(Beginning of MATERIAL SUPPLIED)
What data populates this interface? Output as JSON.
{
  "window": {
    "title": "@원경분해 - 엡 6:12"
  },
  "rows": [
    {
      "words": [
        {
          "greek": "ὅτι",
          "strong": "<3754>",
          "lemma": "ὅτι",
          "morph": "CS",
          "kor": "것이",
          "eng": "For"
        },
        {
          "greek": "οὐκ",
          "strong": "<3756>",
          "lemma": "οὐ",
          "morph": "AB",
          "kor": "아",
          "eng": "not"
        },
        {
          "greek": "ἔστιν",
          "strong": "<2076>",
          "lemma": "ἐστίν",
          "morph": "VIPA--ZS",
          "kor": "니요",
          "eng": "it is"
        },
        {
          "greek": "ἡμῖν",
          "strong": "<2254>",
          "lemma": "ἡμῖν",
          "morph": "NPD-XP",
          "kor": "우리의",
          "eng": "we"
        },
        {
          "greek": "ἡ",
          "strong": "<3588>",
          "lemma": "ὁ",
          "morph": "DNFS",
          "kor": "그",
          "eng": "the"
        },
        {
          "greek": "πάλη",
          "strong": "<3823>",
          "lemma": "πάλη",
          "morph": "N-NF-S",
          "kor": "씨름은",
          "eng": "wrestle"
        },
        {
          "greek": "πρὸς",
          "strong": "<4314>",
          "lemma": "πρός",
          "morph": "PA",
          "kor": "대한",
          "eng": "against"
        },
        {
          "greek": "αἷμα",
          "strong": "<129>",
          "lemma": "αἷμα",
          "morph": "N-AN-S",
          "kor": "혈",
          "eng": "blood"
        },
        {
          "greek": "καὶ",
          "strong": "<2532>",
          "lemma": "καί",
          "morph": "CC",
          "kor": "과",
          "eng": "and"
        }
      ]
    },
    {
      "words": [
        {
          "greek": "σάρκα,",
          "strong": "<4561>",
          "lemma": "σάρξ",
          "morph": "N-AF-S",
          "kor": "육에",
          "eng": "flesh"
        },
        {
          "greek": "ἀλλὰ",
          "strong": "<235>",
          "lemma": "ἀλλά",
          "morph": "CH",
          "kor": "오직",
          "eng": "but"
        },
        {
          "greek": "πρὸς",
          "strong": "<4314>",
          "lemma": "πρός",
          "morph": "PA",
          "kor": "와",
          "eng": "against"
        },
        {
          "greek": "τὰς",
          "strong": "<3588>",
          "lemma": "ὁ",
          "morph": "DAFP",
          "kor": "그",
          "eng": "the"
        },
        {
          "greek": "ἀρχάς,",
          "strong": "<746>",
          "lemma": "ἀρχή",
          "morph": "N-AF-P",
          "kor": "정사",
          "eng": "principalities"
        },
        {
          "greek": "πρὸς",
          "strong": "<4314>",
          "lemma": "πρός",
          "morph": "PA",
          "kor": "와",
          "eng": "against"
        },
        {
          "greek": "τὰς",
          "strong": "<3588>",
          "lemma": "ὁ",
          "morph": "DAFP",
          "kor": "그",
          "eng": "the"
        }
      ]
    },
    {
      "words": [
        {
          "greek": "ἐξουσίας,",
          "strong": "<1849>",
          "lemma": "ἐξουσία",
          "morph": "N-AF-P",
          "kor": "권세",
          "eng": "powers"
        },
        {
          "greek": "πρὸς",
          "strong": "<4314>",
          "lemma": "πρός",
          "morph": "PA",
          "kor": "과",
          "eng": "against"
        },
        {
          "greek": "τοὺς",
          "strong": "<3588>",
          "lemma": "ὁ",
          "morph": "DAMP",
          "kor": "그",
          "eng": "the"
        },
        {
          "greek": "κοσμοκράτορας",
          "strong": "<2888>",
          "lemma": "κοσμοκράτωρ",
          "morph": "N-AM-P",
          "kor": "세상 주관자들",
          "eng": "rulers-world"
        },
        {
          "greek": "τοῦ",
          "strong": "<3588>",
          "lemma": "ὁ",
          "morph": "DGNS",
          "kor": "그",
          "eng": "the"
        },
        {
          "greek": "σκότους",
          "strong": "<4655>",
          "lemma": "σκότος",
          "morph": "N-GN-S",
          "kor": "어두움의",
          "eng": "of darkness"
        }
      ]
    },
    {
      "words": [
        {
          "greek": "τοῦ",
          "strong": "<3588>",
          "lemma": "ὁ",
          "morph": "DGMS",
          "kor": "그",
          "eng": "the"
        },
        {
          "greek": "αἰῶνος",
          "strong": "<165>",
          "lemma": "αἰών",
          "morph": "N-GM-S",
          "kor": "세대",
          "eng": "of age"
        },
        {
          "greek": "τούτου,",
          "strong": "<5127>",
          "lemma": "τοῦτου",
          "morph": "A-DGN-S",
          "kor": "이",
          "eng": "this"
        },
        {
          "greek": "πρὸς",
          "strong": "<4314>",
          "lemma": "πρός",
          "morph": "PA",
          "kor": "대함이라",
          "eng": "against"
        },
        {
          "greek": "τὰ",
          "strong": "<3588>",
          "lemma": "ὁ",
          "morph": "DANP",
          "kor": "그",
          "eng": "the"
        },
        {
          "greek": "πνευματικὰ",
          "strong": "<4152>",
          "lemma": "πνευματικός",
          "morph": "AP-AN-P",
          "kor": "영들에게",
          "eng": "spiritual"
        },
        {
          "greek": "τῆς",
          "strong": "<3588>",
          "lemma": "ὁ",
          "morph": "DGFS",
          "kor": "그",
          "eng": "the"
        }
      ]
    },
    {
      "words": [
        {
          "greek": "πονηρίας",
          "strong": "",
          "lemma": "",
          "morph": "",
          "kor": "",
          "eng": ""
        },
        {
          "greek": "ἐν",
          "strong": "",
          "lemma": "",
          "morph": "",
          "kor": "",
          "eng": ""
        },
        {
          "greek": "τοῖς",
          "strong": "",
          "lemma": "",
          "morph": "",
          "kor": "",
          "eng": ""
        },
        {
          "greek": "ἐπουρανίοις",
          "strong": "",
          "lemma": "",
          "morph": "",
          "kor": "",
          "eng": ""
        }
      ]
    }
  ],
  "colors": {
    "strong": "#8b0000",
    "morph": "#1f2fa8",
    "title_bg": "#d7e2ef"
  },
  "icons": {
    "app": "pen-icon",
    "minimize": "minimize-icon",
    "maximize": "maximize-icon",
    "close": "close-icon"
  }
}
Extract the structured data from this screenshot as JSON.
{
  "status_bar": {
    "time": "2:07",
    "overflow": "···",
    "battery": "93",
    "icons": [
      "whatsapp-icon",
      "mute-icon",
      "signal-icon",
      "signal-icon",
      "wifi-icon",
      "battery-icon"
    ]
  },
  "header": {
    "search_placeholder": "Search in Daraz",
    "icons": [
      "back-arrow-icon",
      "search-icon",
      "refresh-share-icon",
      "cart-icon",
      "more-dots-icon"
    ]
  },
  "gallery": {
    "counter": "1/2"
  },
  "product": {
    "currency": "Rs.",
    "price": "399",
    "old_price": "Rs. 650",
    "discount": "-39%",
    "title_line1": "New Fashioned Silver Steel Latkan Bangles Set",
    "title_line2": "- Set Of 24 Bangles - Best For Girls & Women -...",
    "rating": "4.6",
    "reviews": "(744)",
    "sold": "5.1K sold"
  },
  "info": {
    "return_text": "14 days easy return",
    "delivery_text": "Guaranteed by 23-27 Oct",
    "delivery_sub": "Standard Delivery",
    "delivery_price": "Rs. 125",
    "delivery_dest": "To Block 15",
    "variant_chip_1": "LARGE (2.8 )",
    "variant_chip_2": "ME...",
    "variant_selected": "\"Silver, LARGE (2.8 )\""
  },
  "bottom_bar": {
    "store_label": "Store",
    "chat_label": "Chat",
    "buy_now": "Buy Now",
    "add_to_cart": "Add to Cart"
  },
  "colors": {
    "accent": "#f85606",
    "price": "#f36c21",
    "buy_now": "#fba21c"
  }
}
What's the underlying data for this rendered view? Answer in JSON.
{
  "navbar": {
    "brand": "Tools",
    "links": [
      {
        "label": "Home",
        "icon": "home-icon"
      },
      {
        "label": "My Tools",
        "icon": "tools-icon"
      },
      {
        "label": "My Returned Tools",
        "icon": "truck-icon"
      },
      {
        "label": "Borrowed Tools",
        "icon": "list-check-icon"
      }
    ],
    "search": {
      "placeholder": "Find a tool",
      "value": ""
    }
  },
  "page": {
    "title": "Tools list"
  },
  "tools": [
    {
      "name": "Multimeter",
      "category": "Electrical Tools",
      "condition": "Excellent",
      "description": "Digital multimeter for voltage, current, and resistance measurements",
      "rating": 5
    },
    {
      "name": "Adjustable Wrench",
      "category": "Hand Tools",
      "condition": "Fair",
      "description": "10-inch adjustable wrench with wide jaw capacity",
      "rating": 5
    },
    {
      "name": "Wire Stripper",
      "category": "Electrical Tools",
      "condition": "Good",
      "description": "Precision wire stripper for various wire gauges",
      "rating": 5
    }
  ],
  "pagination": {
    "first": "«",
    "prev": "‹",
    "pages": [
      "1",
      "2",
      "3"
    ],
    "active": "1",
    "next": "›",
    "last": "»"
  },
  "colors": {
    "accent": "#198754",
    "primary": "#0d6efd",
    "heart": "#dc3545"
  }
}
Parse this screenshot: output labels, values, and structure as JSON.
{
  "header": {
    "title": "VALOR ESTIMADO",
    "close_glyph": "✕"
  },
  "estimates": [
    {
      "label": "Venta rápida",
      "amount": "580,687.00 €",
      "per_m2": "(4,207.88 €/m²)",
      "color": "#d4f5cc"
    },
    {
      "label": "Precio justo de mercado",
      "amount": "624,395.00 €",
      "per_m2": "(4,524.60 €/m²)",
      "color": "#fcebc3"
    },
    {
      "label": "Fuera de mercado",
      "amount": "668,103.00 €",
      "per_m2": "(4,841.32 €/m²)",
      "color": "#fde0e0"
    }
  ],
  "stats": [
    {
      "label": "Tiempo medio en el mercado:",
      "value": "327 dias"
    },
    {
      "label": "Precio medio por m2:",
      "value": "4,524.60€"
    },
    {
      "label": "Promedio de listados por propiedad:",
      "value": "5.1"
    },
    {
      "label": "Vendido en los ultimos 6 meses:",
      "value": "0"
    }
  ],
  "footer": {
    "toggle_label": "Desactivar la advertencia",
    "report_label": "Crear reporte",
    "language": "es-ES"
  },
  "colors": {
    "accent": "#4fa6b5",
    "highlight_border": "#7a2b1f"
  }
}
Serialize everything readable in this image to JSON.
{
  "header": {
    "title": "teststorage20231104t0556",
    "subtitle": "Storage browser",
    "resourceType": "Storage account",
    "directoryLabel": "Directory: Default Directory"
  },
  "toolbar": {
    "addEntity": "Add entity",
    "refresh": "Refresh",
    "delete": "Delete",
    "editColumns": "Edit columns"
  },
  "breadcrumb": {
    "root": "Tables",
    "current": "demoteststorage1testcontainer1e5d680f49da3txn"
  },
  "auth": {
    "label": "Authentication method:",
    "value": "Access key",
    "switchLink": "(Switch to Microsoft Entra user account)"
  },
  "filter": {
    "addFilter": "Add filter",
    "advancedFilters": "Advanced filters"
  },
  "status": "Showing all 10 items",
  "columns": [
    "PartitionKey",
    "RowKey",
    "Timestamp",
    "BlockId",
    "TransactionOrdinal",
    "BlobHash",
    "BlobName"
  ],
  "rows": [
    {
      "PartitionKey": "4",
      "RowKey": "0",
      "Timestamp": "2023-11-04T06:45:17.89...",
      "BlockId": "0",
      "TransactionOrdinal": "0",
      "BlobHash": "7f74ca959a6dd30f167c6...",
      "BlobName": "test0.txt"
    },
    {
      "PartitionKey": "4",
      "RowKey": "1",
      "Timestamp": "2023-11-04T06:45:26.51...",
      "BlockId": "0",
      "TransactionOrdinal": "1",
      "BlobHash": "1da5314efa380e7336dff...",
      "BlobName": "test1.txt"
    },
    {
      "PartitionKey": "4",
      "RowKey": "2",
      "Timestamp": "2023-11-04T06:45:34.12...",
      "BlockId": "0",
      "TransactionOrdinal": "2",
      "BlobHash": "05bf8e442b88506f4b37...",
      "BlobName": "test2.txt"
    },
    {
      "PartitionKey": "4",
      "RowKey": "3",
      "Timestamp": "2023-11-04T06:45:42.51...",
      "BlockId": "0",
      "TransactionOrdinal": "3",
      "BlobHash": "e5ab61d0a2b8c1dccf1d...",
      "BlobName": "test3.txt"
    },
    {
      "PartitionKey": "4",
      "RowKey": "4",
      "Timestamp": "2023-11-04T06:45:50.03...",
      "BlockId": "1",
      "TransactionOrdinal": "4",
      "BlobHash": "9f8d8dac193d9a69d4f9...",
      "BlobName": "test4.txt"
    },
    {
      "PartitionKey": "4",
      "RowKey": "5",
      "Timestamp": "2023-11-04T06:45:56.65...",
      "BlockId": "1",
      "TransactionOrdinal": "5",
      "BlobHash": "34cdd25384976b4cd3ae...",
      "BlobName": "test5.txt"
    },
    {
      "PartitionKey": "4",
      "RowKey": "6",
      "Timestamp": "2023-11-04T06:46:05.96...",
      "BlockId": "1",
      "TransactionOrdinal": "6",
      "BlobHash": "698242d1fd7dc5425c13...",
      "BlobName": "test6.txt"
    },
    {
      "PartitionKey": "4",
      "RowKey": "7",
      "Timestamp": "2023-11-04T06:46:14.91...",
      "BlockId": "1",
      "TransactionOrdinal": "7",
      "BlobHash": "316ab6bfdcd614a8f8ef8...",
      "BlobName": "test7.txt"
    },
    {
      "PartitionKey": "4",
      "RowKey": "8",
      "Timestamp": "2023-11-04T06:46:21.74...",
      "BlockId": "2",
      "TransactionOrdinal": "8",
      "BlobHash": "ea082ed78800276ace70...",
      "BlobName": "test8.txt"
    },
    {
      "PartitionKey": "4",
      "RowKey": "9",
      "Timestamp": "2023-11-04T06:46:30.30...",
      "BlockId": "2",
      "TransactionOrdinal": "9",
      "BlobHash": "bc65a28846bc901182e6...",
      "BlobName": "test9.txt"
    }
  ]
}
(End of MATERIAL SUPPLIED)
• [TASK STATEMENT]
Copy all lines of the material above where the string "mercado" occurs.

• [RESULT OF THIS TASK]
      "label": "Precio justo de mercado",
      "label": "Fuera de mercado",
      "label": "Tiempo medio en el mercado:",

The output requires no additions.